This calling continues to be a marvelous, enriching and energizing spiritual
experience. Among other things, it has made me deeply spiritual and leads me
to pray daily for the demise of religion.
While sharing in the lives of people, I have had numerous encounters with
the Holy, Infinite One. I have witnessed resurrections, liberations, high
moments of justice and mercy, and life-changing acts of forgiveness. I have
seen healings that restored broken hearts, fractured minds and shattered
spirits. I have seen people who were sinking in turbulent waters suddenly
walk on those waves as a result of renewed faith. I've seen waters part,
revealing reliable paths to places of promise. I have seen bramble bushes of
confusion and pain set ablaze with a Holy presence revealing messages of
clarity and hope. I have heard angels sing of holy births even as death
appears to close the eyes of cherished friends.
Because of wonderfully hopeful things such as these, I believe what all
world faith traditions reveal. Namely, that God is Spirit and thus never
captured in a picture, idea, book or creed. Rather, the Holy One is always
mysterious, awe-inspiring, hope-raising and fear-relieving. Encounters with
the Spirit are at once and always an amazing grace.
Religion, however, is what Satan devises as a way of confusing faithful
people. Holy wars, suicide bombings and other religiously motivated killings
prove the point.
Those of us who exercise our spirituality by attempting to follow in the
footsteps of Jesus are very much aware that when Jesus was around religious
people it made him nauseated. I believe that is why Jesus always enjoyed
eating with sinners. It was the only way he could keep his lunch.
In these religious times, church organi- zations are forsaking their initial
spiritual impetus and going over to the dark side. Employing labored,
amplified heavy breathing, they have become religious institutions. Like
most institutions, religious ones are very much interested in preserving
their various ways of doing things. That is, in large part, why there are
judicial councils. Their job is not to keep the faith. Their job is to keep
the rules and make folks think that "the rules" and "the faith" are the same
thing. Most often, they are not.

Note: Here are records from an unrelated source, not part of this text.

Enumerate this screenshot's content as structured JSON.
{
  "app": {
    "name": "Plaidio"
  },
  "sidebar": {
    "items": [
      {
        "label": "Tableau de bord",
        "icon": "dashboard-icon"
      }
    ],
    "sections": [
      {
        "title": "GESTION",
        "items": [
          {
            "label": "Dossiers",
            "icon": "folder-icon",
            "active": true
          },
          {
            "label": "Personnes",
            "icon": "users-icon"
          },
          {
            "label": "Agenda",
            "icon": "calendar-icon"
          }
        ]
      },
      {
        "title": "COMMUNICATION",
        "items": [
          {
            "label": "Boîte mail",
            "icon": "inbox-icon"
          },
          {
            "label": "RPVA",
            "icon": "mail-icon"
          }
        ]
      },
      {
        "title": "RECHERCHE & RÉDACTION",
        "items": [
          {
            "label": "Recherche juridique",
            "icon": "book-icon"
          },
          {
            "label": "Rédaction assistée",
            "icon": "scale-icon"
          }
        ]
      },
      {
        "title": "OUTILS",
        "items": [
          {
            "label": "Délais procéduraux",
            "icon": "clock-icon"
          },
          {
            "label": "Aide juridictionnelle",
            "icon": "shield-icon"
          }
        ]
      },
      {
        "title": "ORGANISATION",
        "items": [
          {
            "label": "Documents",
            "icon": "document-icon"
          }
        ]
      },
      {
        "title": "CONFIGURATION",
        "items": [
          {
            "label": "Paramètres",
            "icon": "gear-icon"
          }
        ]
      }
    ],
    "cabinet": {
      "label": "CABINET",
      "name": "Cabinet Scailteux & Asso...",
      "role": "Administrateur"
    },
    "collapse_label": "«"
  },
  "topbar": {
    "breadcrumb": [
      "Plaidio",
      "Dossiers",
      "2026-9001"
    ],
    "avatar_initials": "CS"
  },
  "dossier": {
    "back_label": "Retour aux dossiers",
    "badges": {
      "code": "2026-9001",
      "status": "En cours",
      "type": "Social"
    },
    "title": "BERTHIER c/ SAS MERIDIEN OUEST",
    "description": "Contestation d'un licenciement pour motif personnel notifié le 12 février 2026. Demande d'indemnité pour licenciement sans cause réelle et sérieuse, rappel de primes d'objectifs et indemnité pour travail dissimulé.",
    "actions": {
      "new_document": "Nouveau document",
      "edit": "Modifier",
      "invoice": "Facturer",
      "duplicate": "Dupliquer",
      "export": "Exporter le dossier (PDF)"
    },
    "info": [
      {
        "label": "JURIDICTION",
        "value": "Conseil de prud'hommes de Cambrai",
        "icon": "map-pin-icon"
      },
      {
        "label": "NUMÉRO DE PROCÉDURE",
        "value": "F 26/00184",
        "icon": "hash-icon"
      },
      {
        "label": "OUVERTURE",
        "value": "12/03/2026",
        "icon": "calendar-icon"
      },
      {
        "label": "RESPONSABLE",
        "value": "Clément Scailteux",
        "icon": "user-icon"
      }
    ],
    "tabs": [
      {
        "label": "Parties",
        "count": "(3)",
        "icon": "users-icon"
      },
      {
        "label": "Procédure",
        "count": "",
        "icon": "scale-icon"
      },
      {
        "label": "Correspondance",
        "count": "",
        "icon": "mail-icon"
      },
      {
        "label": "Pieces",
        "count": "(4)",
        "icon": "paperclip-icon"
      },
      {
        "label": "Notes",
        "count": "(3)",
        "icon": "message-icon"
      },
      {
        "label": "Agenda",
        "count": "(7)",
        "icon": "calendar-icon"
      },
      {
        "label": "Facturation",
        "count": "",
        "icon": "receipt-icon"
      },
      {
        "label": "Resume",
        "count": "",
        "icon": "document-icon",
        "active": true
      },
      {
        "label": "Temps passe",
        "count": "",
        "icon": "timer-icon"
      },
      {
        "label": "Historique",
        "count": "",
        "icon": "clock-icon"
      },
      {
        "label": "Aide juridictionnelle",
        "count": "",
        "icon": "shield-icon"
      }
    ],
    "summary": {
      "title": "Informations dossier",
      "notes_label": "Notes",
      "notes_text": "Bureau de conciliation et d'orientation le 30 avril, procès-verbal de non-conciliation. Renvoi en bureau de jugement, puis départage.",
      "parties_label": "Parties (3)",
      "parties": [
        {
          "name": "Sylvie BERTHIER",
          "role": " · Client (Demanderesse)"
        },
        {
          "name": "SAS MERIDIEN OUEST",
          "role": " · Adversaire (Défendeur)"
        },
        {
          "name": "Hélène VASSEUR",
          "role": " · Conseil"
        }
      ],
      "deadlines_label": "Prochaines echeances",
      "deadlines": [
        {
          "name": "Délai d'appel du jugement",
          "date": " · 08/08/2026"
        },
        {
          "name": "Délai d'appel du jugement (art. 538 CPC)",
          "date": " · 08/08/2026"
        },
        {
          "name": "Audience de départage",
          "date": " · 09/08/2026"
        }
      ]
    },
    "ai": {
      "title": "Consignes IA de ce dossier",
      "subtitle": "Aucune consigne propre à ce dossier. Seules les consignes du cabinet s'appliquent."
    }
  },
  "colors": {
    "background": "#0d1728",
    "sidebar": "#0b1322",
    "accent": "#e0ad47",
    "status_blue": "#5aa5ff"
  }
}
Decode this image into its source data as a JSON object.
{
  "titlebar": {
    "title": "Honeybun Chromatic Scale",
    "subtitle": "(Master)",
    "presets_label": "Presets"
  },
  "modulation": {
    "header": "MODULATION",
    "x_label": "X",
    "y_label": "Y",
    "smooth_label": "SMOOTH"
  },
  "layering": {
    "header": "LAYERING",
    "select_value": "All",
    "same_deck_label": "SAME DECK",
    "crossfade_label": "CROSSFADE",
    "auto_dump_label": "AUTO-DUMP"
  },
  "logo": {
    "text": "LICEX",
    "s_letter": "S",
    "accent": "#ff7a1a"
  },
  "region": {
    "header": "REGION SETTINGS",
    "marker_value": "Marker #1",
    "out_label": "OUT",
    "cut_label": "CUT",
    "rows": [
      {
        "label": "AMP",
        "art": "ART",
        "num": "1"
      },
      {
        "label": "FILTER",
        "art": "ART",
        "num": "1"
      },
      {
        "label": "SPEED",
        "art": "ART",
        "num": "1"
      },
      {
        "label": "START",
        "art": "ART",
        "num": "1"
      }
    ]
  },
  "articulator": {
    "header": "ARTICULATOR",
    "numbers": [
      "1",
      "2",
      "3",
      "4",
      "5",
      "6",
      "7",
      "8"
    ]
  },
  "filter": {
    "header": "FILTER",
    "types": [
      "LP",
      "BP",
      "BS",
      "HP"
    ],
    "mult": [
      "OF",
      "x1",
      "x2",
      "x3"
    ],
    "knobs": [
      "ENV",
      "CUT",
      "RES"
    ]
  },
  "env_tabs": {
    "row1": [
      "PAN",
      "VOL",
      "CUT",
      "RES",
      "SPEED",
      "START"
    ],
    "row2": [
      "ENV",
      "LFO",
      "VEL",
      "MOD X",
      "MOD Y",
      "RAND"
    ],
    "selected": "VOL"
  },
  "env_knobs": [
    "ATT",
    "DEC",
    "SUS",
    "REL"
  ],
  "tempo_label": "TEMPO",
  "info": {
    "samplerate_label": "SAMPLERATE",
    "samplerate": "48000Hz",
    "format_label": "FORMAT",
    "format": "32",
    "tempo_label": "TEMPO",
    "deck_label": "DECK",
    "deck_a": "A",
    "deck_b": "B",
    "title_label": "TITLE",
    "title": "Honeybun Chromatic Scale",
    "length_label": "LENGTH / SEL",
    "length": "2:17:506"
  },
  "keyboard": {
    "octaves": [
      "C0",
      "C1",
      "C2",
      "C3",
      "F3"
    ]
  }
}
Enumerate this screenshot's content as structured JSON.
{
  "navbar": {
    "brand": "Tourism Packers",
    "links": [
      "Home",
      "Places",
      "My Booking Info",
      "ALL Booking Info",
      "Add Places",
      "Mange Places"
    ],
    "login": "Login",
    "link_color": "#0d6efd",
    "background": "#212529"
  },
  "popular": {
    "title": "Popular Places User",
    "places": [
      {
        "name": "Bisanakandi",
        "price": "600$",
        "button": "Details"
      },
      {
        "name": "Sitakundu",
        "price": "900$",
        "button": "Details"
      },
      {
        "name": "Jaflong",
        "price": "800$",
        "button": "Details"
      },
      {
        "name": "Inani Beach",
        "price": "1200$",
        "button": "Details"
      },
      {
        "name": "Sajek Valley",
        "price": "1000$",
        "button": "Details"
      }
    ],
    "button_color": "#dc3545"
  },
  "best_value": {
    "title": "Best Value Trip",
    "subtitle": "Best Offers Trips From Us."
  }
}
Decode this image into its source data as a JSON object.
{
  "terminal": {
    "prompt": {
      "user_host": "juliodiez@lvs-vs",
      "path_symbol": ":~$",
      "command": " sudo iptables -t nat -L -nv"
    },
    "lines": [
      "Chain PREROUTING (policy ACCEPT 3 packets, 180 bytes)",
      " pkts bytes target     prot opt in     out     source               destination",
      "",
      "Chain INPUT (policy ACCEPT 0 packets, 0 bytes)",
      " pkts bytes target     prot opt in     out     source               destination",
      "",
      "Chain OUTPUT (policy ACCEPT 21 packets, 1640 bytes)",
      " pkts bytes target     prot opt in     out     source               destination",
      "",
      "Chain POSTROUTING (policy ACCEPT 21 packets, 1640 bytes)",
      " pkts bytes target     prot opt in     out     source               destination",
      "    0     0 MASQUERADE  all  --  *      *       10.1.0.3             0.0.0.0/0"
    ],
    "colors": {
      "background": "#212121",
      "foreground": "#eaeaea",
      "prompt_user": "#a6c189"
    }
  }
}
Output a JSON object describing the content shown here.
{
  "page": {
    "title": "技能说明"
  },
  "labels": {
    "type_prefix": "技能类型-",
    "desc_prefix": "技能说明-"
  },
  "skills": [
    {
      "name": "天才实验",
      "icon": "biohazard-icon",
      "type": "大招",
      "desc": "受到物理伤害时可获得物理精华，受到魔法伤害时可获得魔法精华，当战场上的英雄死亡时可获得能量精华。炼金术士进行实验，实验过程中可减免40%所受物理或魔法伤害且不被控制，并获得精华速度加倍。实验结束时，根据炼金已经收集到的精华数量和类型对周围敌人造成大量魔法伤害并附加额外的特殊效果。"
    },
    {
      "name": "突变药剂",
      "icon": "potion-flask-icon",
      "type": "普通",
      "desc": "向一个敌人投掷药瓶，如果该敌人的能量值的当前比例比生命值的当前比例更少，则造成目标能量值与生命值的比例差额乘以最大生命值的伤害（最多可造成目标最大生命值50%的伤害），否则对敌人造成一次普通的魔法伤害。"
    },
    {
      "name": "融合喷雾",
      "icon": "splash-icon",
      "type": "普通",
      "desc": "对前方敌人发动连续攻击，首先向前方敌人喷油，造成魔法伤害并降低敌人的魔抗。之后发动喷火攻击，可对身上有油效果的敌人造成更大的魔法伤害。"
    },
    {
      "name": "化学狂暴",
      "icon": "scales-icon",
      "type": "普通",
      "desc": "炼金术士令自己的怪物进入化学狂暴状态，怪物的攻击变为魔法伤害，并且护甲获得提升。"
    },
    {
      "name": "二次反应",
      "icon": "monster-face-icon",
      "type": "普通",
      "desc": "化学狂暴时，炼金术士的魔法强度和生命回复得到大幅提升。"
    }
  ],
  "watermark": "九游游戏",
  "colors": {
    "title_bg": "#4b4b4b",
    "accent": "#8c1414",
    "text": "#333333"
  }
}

While the decision of the United Methodist Judicial Council purports to
protect a pastor's right to ascertain a person's readiness to affirm the
vows of membership in the church, it does nothing of the sort. The decision
does what religion so often does: It sanctifies acts of hidden prejudice and
Wonder of wonders, there are many, many clergy and laypersons who serve in
and give life to many, many churches, synagogues, mosques, temples and
prayer rooms. They are those who each day open the doors of such places in
marvelous ways. They welcome folks in. They step out into the streets to
help others. They transform communities and daily work to make things
better. They relieve suffering and amplify - as well as enable - rejoicing.
Such faithful people reveal that the Spirit is alive and active in our
midst. They also know that judicial council terms come to an end and
prejudices will one day pass away.
In the meantime (and sometimes the times are very mean), institutional
religion continues to be a mind-numbing reality. In all cultures, it
preserves the status quo in ice. That is why religious folks often seem to
be the "frozen chosen" rather than ones warmed by the fire of the Spirit
with tolerance, acceptance and love, and set ablaze with a passion for
Putting people out is a coldly religious thing to do. In the end, the rooms
from which people have been excluded become empty. The temperature is turned
way down to save expenses. Not much is going on in those rooms, but at least
they are neat and orderly. Current judicial councils, like all of them over
time, very much like it that way. Among other things, the thermostats in
their rooms never have to be reset and the chairs need never be moved for
their small, bi-annual meetings.
Rev. Chalker is pastor of First United Methodist Church of Cleveland, Ohio.
© 2005 Cleveland Plain Dealer